Feb 10, 2008
Recall efforts continue to take twists and turns
The old saying that “you need a scorecard to know the players” can apply to the recall efforts against primarily Democratic lawmakers.
Developments occur almost daily over the attempt to recall lawmakers who voted for the increase of the income tax and the sales tax on some services – since repealed - that avoided a government shutdown and helped balanced the state budget on Oct. 1., and all of it is going on as the clock ticks toward the November General Election when all recall efforts – at least for state Representative – will become moot.
The Michigan Recalls Organization, another recall effort headed by Republican Macomb County Commissioner Leon Drolet, helped file new recall petitions against Rep. Mike Simpson, D-Liberty Township, after the Jackson County Elections Commission rejected six previous petitions for not having clear language.
However, the Jackson County commission did approve recall language against Rep. Marty Griffin, D-Jackson, last week.
The Oakland County Election Commission was also busy last week. Just the day after an Oakland County Circuit Court Judge ruled that the recall petition language against Rep. Marie Donigan, D-Royal Oak, was unclear, the commission, led by clerk and former Republican state Representative Ruth Johnson, filed an appeal of that decision to the Michigan Court of Appeals.
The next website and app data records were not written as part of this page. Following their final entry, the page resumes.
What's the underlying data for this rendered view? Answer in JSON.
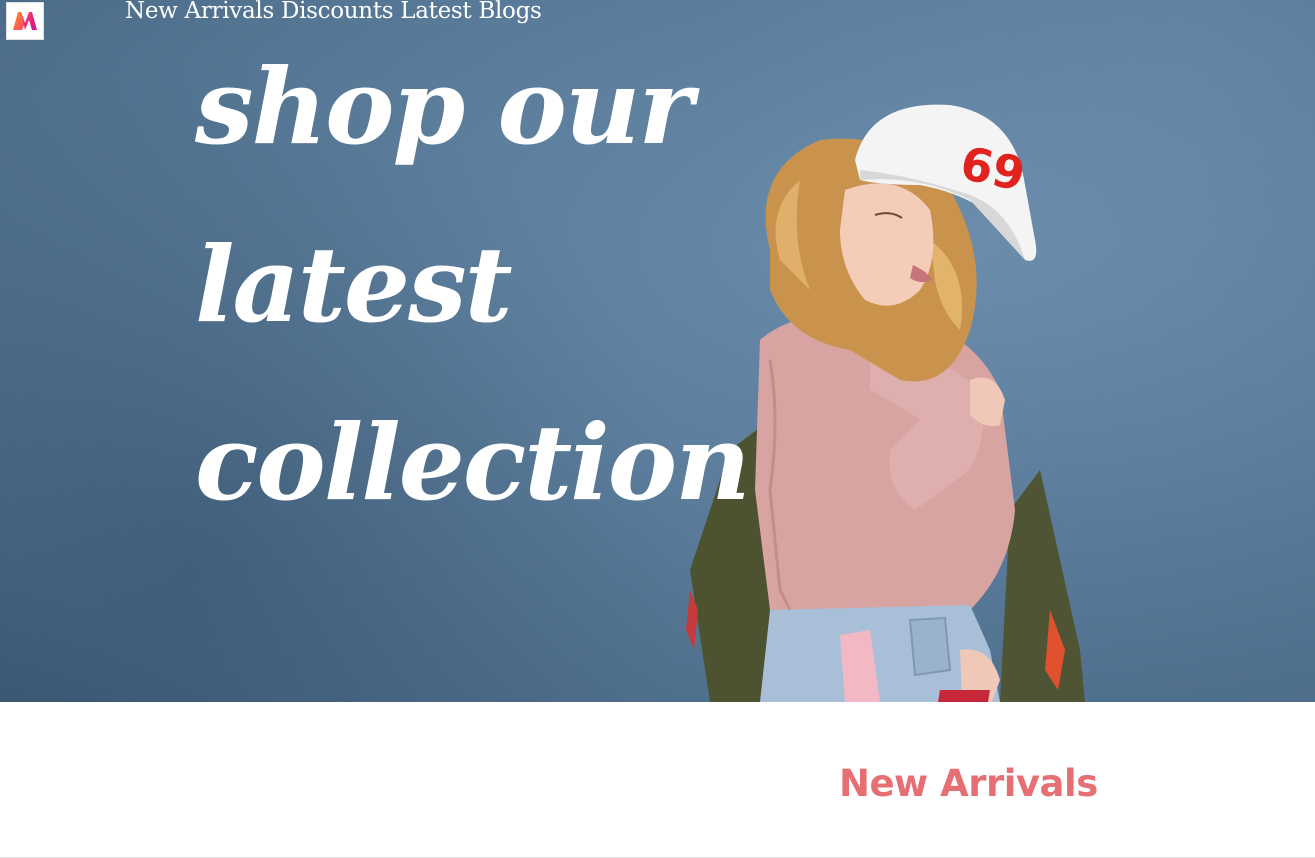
{
  "brand": {
    "logo_icon": "myntra-m-logo-icon",
    "logo_colors": [
      "#ff3f6c",
      "#f7931e",
      "#d1138a"
    ]
  },
  "nav": {
    "items": [
      {
        "label": "New Arrivals"
      },
      {
        "label": "Discounts"
      },
      {
        "label": "Latest Blogs"
      }
    ]
  },
  "hero": {
    "headline_line1": "shop our",
    "headline_line2": "latest",
    "headline_line3": "collection",
    "image_icon": "fashion-model-photo-icon",
    "cap_number": "69",
    "background_color": "#5c7e9c"
  },
  "section": {
    "title": "New Arrivals",
    "title_color": "#e56f73"
  }
}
The same Commission rejected the petition language for House Minority Leader Craig DeRoche, R-Novi. The recall cites his vote against repealing the state's pharmaceutical company immunity law that allows consumers to sue drug companies who cause death and injury through negligence. Additionally, another Oakland County lawmaker, Rep. Aldo Vagnozzi, D-Farmington Hills, is appealing his approved language to circuit court.
According to Michigan election law, the petition circulator must collect only those signatures of voters registered in the House District of the lawmaker being recalled, and the person collecting the signatures must also be a registered voter in that district. The petitions must contain the signatures equal to at least 25 percent for all the votes cast in the last gubernatorial election in the district of the lawmaker being recalled. That comes out to 7,627 signatures to force a recall vote for Griffin and 8,700 signatures for Simpson.
The clock may even be a bigger factor in the recall effort. Michigan Election Law says that a recall petition cannot be filed against an elected official during the last six months of the officer's term of office, and that puts the drop-dead date in May for the November ballot Additionally, the language is good for 180 days, but the actual petition drive for signatures must be within 90 days. In other words, there must be 90 days between the first and last signature.
Recall language has already been approved in the recalls against Griffin; House Speaker Andy Dillon, D-Redford Township; Rep. Marc Corriveau, D-Northville; Rep. Ed Gaffney, R-Grosse Pointe Farms; Rep. Steve Bieda, D-Warren; Rep. Robert Dean, D-Grand Rapids; and Vagnozzi. Recalls pending against lawmakers who had recall language rejected include Simpson, Donigan, DeRoche, Sen. Jerry Van Woerkom, R-Norton Shores; Rep. Joel Sheltrown, D-West Branch; and Rep. Mary Valentine, D-Muskegon.